With just a few days – and birds left in Kuwait, we’re trying to focus on the few important birds we have left. In particular Basra Reed Warbler and Shikra. The weather is getting worse, the first few hours in a day are good, but then mid day the temperature goes haywire (+43) and bird activity drops to nothing. All birds we see in the trees sit exhausted with beaks fully open. We get exhausted too, the strength just runs out when walking in bushes.
We reached out to an expert in Pratincole identification, Gerald Driessens, and the suspected Oriental Pratincole from yesterday was rejected, it was a regular Collared Pratincole. It was a tricky bird indeed where many good birders and friends of us also thought it was an Oriental. Well well – win some – loose some.
Started in the morning, went to a pool at Al-Liyah checking for Pale Rock Sparrow which had been seen there previously. The Al-Liyah is a reserve, with guards. The guards were friendly, and when they saw that we were birders and not hunters, we were allowed to enter. Just as we enter, they wave at us and make “photo” signs. We get out of the car, a bit confused, but they just wanted us to photograph a roosting Eurasian Scopes Owl, roosting right next to their little shed.

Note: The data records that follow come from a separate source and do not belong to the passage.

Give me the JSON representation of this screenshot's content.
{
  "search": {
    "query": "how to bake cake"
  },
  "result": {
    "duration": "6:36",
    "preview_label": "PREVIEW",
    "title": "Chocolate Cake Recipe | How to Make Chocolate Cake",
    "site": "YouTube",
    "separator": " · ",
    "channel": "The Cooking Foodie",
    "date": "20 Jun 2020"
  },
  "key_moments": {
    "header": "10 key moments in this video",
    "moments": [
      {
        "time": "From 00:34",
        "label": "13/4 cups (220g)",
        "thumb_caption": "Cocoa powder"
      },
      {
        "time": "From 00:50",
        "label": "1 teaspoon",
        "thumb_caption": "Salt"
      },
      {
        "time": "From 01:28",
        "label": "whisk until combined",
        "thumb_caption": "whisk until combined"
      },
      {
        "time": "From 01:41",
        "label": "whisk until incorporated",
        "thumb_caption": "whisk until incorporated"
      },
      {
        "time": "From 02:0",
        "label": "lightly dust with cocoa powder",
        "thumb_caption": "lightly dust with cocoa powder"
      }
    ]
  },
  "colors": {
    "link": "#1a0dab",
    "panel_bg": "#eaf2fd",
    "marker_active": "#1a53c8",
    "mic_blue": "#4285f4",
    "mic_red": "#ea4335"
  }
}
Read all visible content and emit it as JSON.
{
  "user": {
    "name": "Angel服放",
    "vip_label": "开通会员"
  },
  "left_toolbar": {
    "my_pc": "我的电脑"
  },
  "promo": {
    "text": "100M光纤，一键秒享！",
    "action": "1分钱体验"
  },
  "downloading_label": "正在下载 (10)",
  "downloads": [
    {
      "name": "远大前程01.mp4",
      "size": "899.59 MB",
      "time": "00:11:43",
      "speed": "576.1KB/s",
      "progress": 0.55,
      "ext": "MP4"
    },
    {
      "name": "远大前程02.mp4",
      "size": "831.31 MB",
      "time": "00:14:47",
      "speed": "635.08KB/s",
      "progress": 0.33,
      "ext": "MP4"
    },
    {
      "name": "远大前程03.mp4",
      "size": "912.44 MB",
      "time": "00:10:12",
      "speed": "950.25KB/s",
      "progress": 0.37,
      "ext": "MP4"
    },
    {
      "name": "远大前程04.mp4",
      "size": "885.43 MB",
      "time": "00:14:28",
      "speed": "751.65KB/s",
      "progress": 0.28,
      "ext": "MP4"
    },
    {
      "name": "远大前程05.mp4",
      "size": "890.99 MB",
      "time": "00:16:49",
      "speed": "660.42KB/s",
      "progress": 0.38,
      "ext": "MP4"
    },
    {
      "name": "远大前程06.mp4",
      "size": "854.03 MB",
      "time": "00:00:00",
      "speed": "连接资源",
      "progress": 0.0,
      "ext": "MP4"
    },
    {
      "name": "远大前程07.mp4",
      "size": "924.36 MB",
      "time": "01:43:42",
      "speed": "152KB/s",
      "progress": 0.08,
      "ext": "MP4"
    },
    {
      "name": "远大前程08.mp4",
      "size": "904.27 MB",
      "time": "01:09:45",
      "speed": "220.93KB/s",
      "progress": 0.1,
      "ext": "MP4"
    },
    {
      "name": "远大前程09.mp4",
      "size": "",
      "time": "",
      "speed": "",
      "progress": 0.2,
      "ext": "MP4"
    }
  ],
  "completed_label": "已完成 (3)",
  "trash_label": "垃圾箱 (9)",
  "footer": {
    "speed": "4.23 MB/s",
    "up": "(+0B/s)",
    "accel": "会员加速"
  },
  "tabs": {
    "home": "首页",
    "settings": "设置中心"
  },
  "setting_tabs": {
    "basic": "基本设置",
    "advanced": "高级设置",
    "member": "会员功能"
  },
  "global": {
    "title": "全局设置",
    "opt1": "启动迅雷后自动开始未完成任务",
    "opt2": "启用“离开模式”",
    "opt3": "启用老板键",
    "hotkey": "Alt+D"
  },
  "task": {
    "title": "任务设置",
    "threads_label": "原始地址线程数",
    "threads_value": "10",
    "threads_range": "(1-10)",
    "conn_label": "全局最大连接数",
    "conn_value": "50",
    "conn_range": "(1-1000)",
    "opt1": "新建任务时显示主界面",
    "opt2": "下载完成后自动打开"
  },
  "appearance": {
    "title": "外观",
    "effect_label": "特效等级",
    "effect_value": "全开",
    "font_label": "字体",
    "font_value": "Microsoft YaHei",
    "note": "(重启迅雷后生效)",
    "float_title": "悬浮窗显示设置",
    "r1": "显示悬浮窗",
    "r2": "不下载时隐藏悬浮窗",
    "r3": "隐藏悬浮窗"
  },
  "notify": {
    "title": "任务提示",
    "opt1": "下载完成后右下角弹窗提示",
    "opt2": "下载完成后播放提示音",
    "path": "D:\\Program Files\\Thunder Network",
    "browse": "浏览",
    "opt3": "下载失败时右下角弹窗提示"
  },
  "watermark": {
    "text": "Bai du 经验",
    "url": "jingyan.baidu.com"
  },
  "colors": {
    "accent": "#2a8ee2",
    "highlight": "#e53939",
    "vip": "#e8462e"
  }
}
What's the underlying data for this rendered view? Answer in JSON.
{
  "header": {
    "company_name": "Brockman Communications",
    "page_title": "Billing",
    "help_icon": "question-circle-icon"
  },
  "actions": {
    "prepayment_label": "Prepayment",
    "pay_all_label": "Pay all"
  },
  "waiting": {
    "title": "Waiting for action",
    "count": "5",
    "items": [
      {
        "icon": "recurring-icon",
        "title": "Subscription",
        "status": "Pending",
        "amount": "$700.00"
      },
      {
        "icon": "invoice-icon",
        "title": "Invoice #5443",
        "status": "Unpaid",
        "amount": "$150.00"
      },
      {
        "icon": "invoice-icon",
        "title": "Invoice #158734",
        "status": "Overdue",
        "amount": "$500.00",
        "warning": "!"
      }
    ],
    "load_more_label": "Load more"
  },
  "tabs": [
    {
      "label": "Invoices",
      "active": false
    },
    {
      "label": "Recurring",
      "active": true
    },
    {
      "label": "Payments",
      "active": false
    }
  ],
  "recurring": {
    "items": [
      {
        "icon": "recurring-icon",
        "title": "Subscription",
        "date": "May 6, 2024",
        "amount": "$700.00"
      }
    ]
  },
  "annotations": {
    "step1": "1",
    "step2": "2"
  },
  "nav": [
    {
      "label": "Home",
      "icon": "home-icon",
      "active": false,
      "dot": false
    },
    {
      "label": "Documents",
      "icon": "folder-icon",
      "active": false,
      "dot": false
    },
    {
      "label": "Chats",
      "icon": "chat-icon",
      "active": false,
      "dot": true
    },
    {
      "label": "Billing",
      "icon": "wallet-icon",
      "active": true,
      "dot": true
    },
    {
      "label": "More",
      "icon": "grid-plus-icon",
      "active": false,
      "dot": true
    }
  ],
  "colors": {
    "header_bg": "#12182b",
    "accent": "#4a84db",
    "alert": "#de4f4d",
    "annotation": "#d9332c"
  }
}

Remember the stir-up with the feathering of the claws on the Pallid Scopes Owl, this one clearly has no feathering on the middle tow.
No bird at the pool though, a nice male Montague’s Harrier came in. Also an awesome lizzard ran in the desert, a massive Egyptian Spiny-tailed Lizzard, a beast.
With the morning spent, we went to Mutla searching for Shikra. The heat was devastating and bird activity was at all time low. In a dry tree, we found a Yellow-throated Sparrow.
Hardy bird to handle that heat so well. Chilled out in AC area and then went back to Al-Liyah. Birding there was pretty good, with for example several Upchers Warbler.
Also saw a few Hume’s Whitethroat there again. When we were just about to leave, a flock of European Bee-eaters came in to roost in a tree. Beautiful.
Saw several hunters in the reserve, cruising with 4WD cars, guns sticking out the windows, ready to shoot down any Bee-eater they see. Sad sight indeed.
Next day was Basra Reed-warbler and Shikra day at Al-Abraq. Woke up real early and were at Al-Abraq at first light. Plenty of Sparrowhawks flying around, we photograph everyone in hope of a Shikra – non alas. We walked the thickets, searching for Basra Reed. Mårten and I stand together peeing on a tree, think father-son moment, when we hear very very close the call of an Eastern Nightingale inside the tree/bush. We look at that at 50 cm distance, when Mårten whispers – I have a Basra Reed Warbler inside here, very close. It took us a few hours to secure good footage of the Reed Warbler.
It says something of skulky and slow the birds, when it took us 30 minutes to realise that a White-throated Robin
was also sitting inside that same small tree without us seeing it. We notified everyone else on Whatsup about the Basra, and AbdulRahman – with two clients, Paul Chapman and Maximilliano DeTorri arrived to see the bird too. Now, the heat was once again unbearable, chilled out in AC/coffee area, and finished the day in Jahra East where some Eurasian Curlew (ssp orientalis) were feeding. The bill is really impressive.
Next day we went back to Mutla, once again searching for Shikra. Met a local birder there, Bassel, who had just found a Black Bush-robin at Mutla, an exceptional bird for Kuwait. We on the other hand – hit a rock with the car in an manoeuvre to get better view of a flying Sparrowhawk. Car is broken and we are depressed, waiting for toll.